Upgrading large & complex sites

Feb 25, 2010

Upgrading Drupal websites from one major version to the next is painful. Most people solve the problem by sticking with the old version, and I've seen a lot of people give up after trying for many days. I've myself done a good amount of (successful) upgrades from Drupal 5 to Drupal 6 in the past year and decided to share my experience and hopefully help some people get through with it. My presentation Upgrading Drupal takes a look at what issues make those upgrades so damn problematic and what solutions we can implement to solve them. I'll be giving the presentation for the third time at DrupalCamp Spain this coming week-end, and I proposed it as a session for DrupalCon SF (please vote!).

The two main problems with upgrades are complexity and time: a lot of operations need to be performed in a specific order within a short period of time to minimize downtime. Any solution that addresses these two problems will need to be automated, and the best way to do this that I found involved a VCS, drush and some minimal shell scripting. The presentation is about the WHY's, and this article is about the HOW's, with more implementation details that wouldn't fit well in a presentation.


You will need to have your code stored in a VCS. All common ones (svn, git, bzr, etc) should work, which one you choose is up to you (note that some commands differ between each VCS, so you might need to adapt the script below). Import the existing code and create a branch called drupal5 or whatever is meaningful to you. Put your code for the new Drupal version in trunk.

You need to have drush installed on your system.

A database dump of the production site should be in a file like mysitedb-2010-02-23.sql. Your files directory is also updated with a copy from the production server (rsync is useful to do that).

Finally, the user account that you use to run the script should have all permissions on the database. This is one more reason why you should only run this script in a development environment.

The Script:

And now, the script. This would go in an executable script file in the main directory of your Drupal project. Of course you will need to update it to match your project.

#! /bin/bash

Make sure we start with the code from the old branch.

svn switch -q svn://myrepository/branches/drupal5 .

Reset the database.

mysqladmin drop mysitedb mysqladmin create mysitedb mysql mysitedb < mysitedb.sql

Clear caches and the session table to speed up the execution of the updates.

drush cache clear drush sql query "TRUNCATE TABLE {sessions}"

Run any remaining pending updates for the old branch.

drush updatedb

Disable contrib modules.

# This list can be generated with: drush statusmodules –pipe drush disable admin_menu bio cck filefield token

Switch to the new Drupal version.

svn switch -q svn://myrepository/trunk . # Remove contrib modules to make sure we only run core updates first. rm -r sites/all/modules drush updatedb

Restore contrib modules.

svn up sites/all/modules

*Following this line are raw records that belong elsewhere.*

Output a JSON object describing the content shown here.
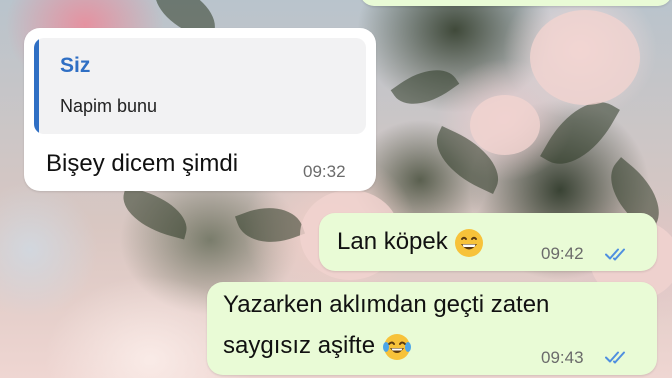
{
  "messages": [
    {
      "direction": "incoming",
      "quoted": {
        "author": "Siz",
        "text": "Napim bunu"
      },
      "text": "Bişey dicem şimdi",
      "time": "09:32"
    },
    {
      "direction": "outgoing",
      "text": "Lan köpek",
      "emoji": "grinning-face-icon",
      "time": "09:42",
      "status": "read"
    },
    {
      "direction": "outgoing",
      "lines": [
        "Yazarken aklımdan geçti zaten",
        "saygısız aşifte"
      ],
      "emoji": "tears-of-joy-face-icon",
      "time": "09:43",
      "status": "read"
    }
  ],
  "colors": {
    "incoming_bubble": "#ffffff",
    "outgoing_bubble": "#e9fbd6",
    "quote_accent": "#2f6fc4",
    "read_ticks": "#4f8fe0",
    "timestamp": "#6b6b6b"
  }
}
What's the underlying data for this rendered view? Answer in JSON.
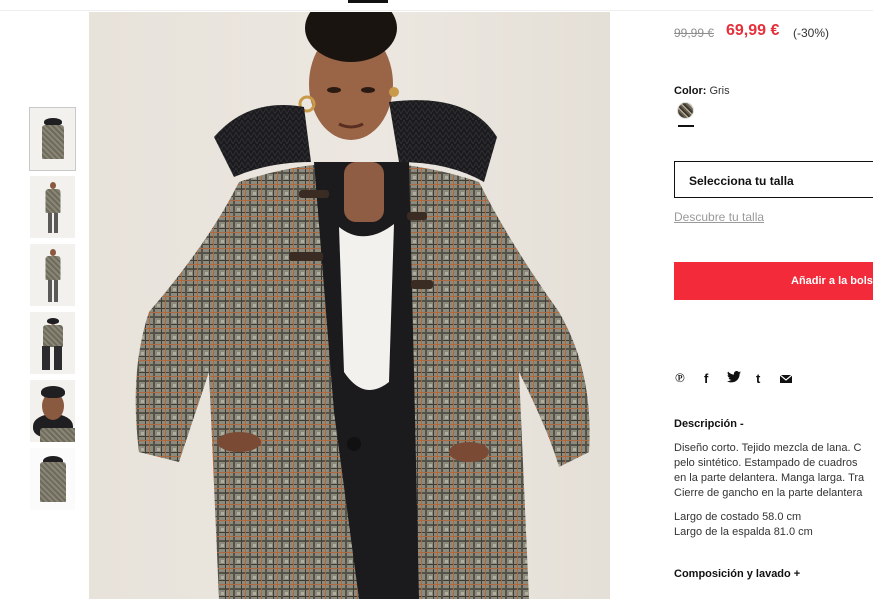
{
  "product": {
    "old_price": "99,99 €",
    "sale_price": "69,99 €",
    "discount": "(-30%)",
    "color_label": "Color:",
    "color_value": "Gris",
    "size_select_label": "Selecciona tu talla",
    "size_guide_link": "Descubre tu talla",
    "add_to_bag_label": "Añadir a la bolsa",
    "share_icons": [
      "pinterest-icon",
      "facebook-icon",
      "twitter-icon",
      "tumblr-icon",
      "email-icon"
    ],
    "description_title": "Descripción -",
    "description_lines": [
      "Diseño corto. Tejido mezcla de lana. C",
      "pelo sintético. Estampado de cuadros",
      "en la parte delantera. Manga larga. Tra",
      "Cierre de gancho en la parte delantera"
    ],
    "measures": [
      "Largo de costado 58.0 cm",
      "Largo de la espalda 81.0 cm"
    ],
    "composition_title": "Composición y lavado +"
  },
  "gallery": {
    "thumbnail_count": 6,
    "selected_index": 0
  },
  "colors": {
    "sale": "#e5303b",
    "button": "#f22a39"
  }
}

Re-enable them (the list is based on the one above, updated for the modules available in the new version).

drush enable admin_menu content_profile cck filefield token drush updatedb

Sometimes some things need to be updated.

drush cache clear </code>

Because the script first resets your environment with the old database and code, you can run it as many times as you want. After executing the script, your local site should be the new version of your site. When you are ready you can take your site offline, copy the database and files directory to your development environment, run the script, and copy your new site to the production server and put it back online.


  • When debugging such a script, it's helpful to have a transcript. You can get that by running the script using script -C upgrade.sh.
  • It generally helps to have a symlink from /usr/bin/drush to the drush executable, this will make sure that the drush command is available in shell scripts too.
  • Don't leave code from the old Drupal version with your new code, this can sometimes lead to nasty and unexpected bugs.
  • The order in which updates are executed matters, but Drupal is not always very smart in the way it orders the updates. drush updatedb also updates all existing modules no matter whether they are enabled or not, so if you want to keep modules from being updated at a certain point in the script just remove the module's files.
  • Some structures such as views and panels require some manual steps during the upgrade. Rather than upgrading them during the script, export them to code in your new branch using the features module. Once all your updated views are exported, you can get rid of the old ones by using drush uninstall views right after drush disable ... in your script.
  • In your custom update hooks, you might need to work with structures that don't have a proper api, like menus and blocks. The install profile API has a lot of helper function that make it easier to deal with these structures.

Last but not least, if you've been confronted with upgrading Drupal websites and have found other solutions, I would really like to hear about them.